Food Stylist Elle Simone Is Changing the Look of the Culinary Industry

How America’s Test Kitchen star Elle Simone is stirring up ideas for a more-diverse food world.

Elle Simone America's Test Kitchen Boston SheChef

Elle Simone is opening doors to opportunity for female chefs of color—on TV, and off. / Ken Richardson

Growing up in Detroit, Elle Simone devoured episodes of Emeril Live and other cooking shows with her grandfather. At the time, she never considered pursuing a culinary career because “I never saw anyone who looked like me” on TV, Simone says. But today, as she shares recipes and kitchen tips with 10 million monthly viewers on a cooking show of her own, the food stylist and television personality is working to change that.

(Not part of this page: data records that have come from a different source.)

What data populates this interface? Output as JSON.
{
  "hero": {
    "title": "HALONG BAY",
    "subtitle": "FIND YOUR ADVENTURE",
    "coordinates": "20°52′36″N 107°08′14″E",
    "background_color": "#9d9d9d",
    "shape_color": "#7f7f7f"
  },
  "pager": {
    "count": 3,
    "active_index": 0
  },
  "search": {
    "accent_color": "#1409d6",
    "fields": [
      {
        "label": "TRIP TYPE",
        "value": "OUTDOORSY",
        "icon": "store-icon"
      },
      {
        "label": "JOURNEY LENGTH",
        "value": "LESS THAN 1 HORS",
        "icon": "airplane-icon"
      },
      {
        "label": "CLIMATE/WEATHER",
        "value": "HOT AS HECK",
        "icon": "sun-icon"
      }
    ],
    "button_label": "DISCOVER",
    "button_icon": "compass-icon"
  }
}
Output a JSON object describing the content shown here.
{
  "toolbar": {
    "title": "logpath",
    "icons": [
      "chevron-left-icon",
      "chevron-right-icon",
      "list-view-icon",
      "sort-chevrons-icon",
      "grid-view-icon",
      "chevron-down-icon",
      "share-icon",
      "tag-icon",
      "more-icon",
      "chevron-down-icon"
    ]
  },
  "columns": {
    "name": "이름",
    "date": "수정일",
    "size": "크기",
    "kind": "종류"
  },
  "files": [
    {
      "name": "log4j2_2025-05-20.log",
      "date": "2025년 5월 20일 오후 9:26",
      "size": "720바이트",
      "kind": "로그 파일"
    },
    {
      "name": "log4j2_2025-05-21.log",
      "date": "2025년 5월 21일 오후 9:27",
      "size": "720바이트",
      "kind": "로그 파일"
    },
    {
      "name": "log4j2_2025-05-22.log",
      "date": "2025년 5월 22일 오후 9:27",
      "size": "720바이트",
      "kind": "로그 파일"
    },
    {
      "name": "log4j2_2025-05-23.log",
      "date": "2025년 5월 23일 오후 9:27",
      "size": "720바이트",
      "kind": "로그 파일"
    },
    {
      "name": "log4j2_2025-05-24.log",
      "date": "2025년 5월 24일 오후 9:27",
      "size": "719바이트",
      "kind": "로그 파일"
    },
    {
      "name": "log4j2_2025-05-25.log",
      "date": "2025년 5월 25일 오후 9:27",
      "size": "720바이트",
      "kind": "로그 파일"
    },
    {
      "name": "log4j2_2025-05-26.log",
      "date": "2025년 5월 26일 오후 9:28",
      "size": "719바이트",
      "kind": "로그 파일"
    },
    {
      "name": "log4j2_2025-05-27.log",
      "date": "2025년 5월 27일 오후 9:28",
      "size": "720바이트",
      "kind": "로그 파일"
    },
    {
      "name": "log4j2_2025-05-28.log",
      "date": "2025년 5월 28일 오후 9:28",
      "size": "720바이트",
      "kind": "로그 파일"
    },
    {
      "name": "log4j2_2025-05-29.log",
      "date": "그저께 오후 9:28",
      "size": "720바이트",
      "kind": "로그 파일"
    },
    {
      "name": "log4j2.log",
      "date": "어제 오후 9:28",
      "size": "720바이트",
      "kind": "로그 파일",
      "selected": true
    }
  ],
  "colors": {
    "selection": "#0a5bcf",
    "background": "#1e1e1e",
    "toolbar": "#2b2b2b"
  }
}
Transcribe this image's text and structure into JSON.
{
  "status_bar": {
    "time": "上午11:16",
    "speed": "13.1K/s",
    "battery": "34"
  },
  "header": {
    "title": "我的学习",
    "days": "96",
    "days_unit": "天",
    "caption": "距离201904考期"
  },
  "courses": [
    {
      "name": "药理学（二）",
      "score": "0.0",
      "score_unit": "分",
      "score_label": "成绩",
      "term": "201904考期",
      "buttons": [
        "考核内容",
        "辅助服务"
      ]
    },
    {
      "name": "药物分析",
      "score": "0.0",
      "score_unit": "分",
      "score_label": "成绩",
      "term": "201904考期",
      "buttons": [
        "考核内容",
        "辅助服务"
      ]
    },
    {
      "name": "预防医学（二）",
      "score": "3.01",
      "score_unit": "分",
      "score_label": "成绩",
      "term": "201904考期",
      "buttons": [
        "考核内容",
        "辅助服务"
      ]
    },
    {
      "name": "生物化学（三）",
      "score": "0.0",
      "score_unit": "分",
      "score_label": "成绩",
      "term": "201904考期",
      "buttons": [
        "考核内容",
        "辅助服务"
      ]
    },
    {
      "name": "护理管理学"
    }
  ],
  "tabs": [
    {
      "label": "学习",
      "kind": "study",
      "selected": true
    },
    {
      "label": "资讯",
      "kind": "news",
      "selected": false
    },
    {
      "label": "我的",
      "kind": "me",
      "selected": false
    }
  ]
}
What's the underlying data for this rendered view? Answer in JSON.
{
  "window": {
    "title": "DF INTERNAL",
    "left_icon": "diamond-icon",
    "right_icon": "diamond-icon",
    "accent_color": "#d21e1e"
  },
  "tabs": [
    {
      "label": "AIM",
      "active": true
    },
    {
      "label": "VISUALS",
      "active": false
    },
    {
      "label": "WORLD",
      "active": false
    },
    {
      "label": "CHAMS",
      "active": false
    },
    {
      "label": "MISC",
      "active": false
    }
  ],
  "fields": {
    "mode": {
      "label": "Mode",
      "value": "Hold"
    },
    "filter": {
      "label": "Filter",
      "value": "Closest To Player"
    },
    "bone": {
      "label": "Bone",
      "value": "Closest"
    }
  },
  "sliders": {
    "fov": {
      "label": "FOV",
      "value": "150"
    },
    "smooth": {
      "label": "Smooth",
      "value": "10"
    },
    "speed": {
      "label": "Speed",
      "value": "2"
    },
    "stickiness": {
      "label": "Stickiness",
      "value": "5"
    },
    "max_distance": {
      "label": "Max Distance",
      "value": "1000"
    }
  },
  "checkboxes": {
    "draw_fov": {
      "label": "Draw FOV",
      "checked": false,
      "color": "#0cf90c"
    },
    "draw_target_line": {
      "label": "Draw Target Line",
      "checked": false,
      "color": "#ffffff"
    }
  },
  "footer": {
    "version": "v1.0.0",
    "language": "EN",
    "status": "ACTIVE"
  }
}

“I am, for women of color, what I never had: representation,” says Simone, sitting in the new multi-studio Seaport headquarters of America’s Test Kitchen, where she is the first black woman to join the cast of the hit PBS show. Today is her birthday—though every day is a new gift after surviving ovarian cancer, she stresses—and tomorrow, filming begins on the next season of ATK’s sister show, Cook’s Country, for which Simone will also be styling the camera-pretty plates.

Most important, though, Simone is intent on bringing more diversity to the food and beverage industry. She’s the founder of SheChef, a thousand-member-strong networking organization for women, especially women of color. SheChef just launched a paid membership tier, and Simone is taking it on a multi-city panel tour this year, dubbed “Level Up,” to help female food entrepreneurs share and develop business-building skills.

Simone knows what it’s like to need a boost: After losing her job as a social worker, the then-moonlighting prep cook spent two years in a cruise-ship kitchen, then moved to New York City—with “two hundred dollars and two suitcases”—where she worked at a women’s shelter while attending culinary school. An internship with Food Network was her entrée to food styling, and she freelanced for years for major clients like Cabot cheese and the ABC food show The Chew. But in terms of visibility, her on-screen role with America’s Test Kitchen has been a next-level dream come true. “The way that I was raised, it’s always an honor to leave my house and represent black women,” Simone says. “It’s an honor. It’s a privilege. And you should always treat it as such.”

That’s why this February, Simone is launching 28 Days of Edna, a monthlong series on ATK’s IGTV channel that pays tribute to Edna Lewis, the pioneering African-American female chef. Lewis’s legacy inspires Simone, who knows what it’s like to feel passed over for promotions and deal with frustrating biases. Though proud to make TV history, she wants to build a world with fewer firsts like hers.

“Little girls hug me like they’ve known me their whole life,” Simone says. “They see me and can see themselves. I couldn’t ask for a better position to be in.”